In real terms, Spain's goods exports continued to grow at a good rate in 2014: they increased by 4.6%, only slightly below the figure of 5.8% one year ago. However, nominal exports grew by a moderate 2.5% in 2014 (5.2% in 2013). The fall in the price of exports explains the difference between real and nominal exports. The fall in the price of exports of goods is becoming a worrying situation, as it reduces earnings by the export sector at a time when its support for economic growth is essential to ensure its sustainability.
In an environment in which the Spanish economy is gaining in competitiveness, the fall in export prices as this probably reflects the effort being made by exporters to contain costs and squeeze margins. Nonetheless, this trend has become stronger in the last few quarters with export prices accumulating a drop of 4.4% since June 2012. This intensification has largely been caused by the sharp drop in mineral prices (particularly metals) and in products made from these minerals, as well as foods. Specifically, the price of exports from the metal mining sector has fallen by almost 20%, while the sector of products made from these minerals has experienced a 7% drop. These are significant reductions considering that both sectors represent, in total, 13% of all Spanish exports of goods. Along the same lines, also of note is the recent drop in the price of processed food (down 3.2% year-on-year in January 2015), which also accounts for around 14% of Spain's exported goods.
In this respect, the price of exports from other countries with an export situation that is comparable to Spain's, i.e. with the mining, metal or agrifood sectors representing a significant share, should have suffered a similar reduction. This is the case of the United States, where export prices have also been falling for several quarters, pushed down by the drop in price of mining and agricultural products.1
This trend in the price of minerals and food is related to the end of the so-called «commodities supercycle», a global phenomenon occurring throughout the 2000s which pushed up the price of minerals and farm products to all-time highs. This supercycle was supported by growing demand from China and other large emerging economies as well as by financial factors such as low interest rates, encouraging investors to search for higher returns from alternative assets.
Far from being an isolated occurrence, the fall in export prices seen in Spain is the consequence of a global phenomenon: a slowdown can also be seen in the rate of growth of export prices at a global level, going beyond the recent drop caused by the slump in oil prices. As commodity prices gradually stabilise, exports in nominal terms are therefore likely to grow again at the same rate as real exports, fostering more balanced and thus more sustainable economic growth in the long term.

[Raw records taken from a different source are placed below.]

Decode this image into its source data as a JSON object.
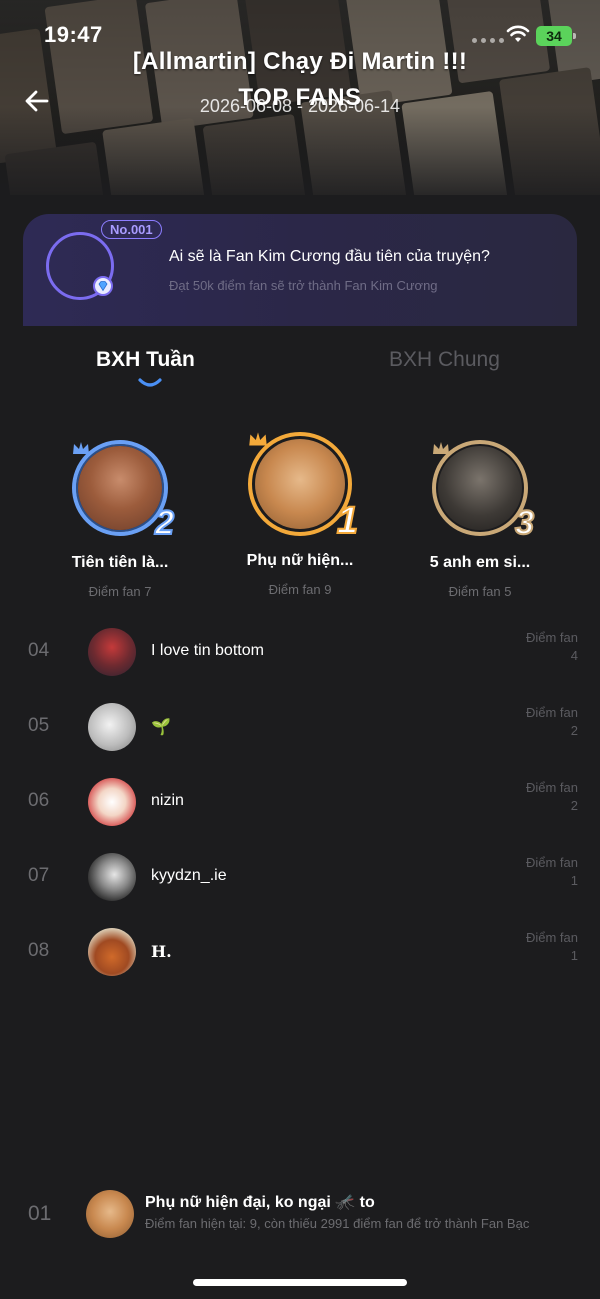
{
  "status_bar": {
    "time": "19:47",
    "battery": "34"
  },
  "header": {
    "title": "[Allmartin] Chạy Đi Martin !!!",
    "subtitle": "TOP FANS",
    "date_range": "2026-06-08 - 2026-06-14",
    "back_icon": "arrow-left-icon"
  },
  "promo": {
    "badge": "No.001",
    "question": "Ai sẽ là Fan Kim Cương đầu tiên của truyện?",
    "hint": "Đạt 50k điểm fan sẽ trở thành Fan Kim Cương",
    "icon": "diamond-icon"
  },
  "tabs": [
    {
      "label": "BXH Tuần",
      "active": true
    },
    {
      "label": "BXH Chung",
      "active": false
    }
  ],
  "podium": [
    {
      "rank": "2",
      "name": "Tiên tiên là...",
      "score": "Điểm fan 7",
      "ring_color": "#6aa0f5"
    },
    {
      "rank": "1",
      "name": "Phụ nữ hiện...",
      "score": "Điểm fan 9",
      "ring_color": "#f3a93a"
    },
    {
      "rank": "3",
      "name": "5 anh em si...",
      "score": "Điểm fan 5",
      "ring_color": "#c9a877"
    }
  ],
  "ranking_list": {
    "score_label": "Điểm fan",
    "rows": [
      {
        "rank": "04",
        "name": "I love tin bottom",
        "score": "4"
      },
      {
        "rank": "05",
        "name": "🌱",
        "score": "2"
      },
      {
        "rank": "06",
        "name": "nizin",
        "score": "2"
      },
      {
        "rank": "07",
        "name": "kyydzn_.ie",
        "score": "1"
      },
      {
        "rank": "08",
        "name": "𝐇.",
        "score": "1"
      }
    ]
  },
  "current_user": {
    "rank": "01",
    "name": "Phụ nữ hiện đại, ko ngại 🦟 to",
    "progress": "Điểm fan hiện tại: 9, còn thiếu 2991 điểm fan để trở thành Fan Bạc"
  }
}
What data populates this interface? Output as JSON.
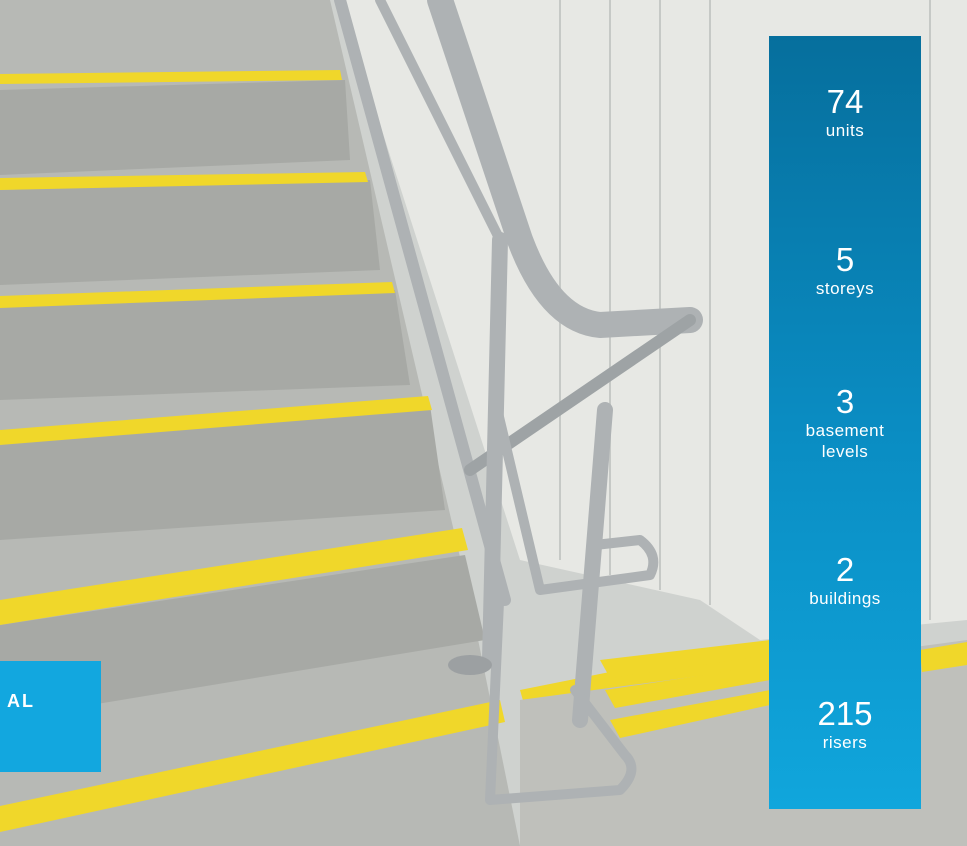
{
  "tag": {
    "label": "AL"
  },
  "stats": [
    {
      "value": "74",
      "label": "units"
    },
    {
      "value": "5",
      "label": "storeys"
    },
    {
      "value": "3",
      "label": "basement levels"
    },
    {
      "value": "2",
      "label": "buildings"
    },
    {
      "value": "215",
      "label": "risers"
    }
  ],
  "colors": {
    "panel_top": "#066f9d",
    "panel_bottom": "#10a6dc",
    "tag": "#12a7df",
    "stair_nosing": "#f1d82a",
    "concrete": "#b9bbb7"
  }
}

1. The sharpest drop in US export prices in the last few months has been due to the slump in price for certain agricultural and mining products, which have a considerable relative weight in the US.